NAIROBI (Reuters) - The running mate of one of the two front-runners in Kenya’s presidential vote said on Thursday the ballot count lacked integrity and should stop, comments that could inflame what has so far been a largely peaceful election.
The remarks by Kalonzo Musyoka, running alongside presidential hopeful Prime Minister Raila Odinga, will revive painful memories for Kenyans of the 2007 vote, when disputes over the count sparked ethnic violence that killed 1,200 people.
But Musyoka told reporters that his comments were not a call for mass action, and he urged voters to stay calm and patient.
Odinga is trailing the leader, Uhuru Kenyatta, in the partial count three days after polls closed. Authorities said on Wednesday the outcome would not be compromised by the failure of electronic counting technology that has slowed down the tally.
“We as a coalition take the position the national vote-tallying process lacks integrity and has to be stopped and re-started using primary documents from the polling stations,” Musyoka told a news conference.
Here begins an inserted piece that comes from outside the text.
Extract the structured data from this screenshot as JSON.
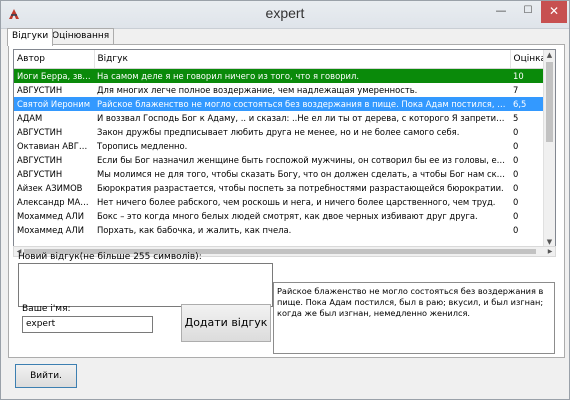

“We have evidence the results we are receiving have been doctored,” he said.
“It is not a call to mass action,” he added. “We must tell them (Kenyans) there will be no mass action. We are committed as a coalition to the principle of the rule of law.”
Kenyatta’s team had no immediate comment but has also questioned aspects of the voting process, but without making a direct call for the count to be halted.
Musyoka questioned the sharp in fall in the number of spoiled ballots counted as Kenya switched from an electronic tallying system to a manual one.
The number of those ballots in the initial electronic tally, which has now stopped, could have had a significant impact on the outcome.
If no candidate gets more than 50 percent of votes in the first round, the top two will go to a run-off, provisionally set for April, depending on any legal challenges.
Reporting by Richard Lough; Writing by Edmund Blair; Editing by Will Waterman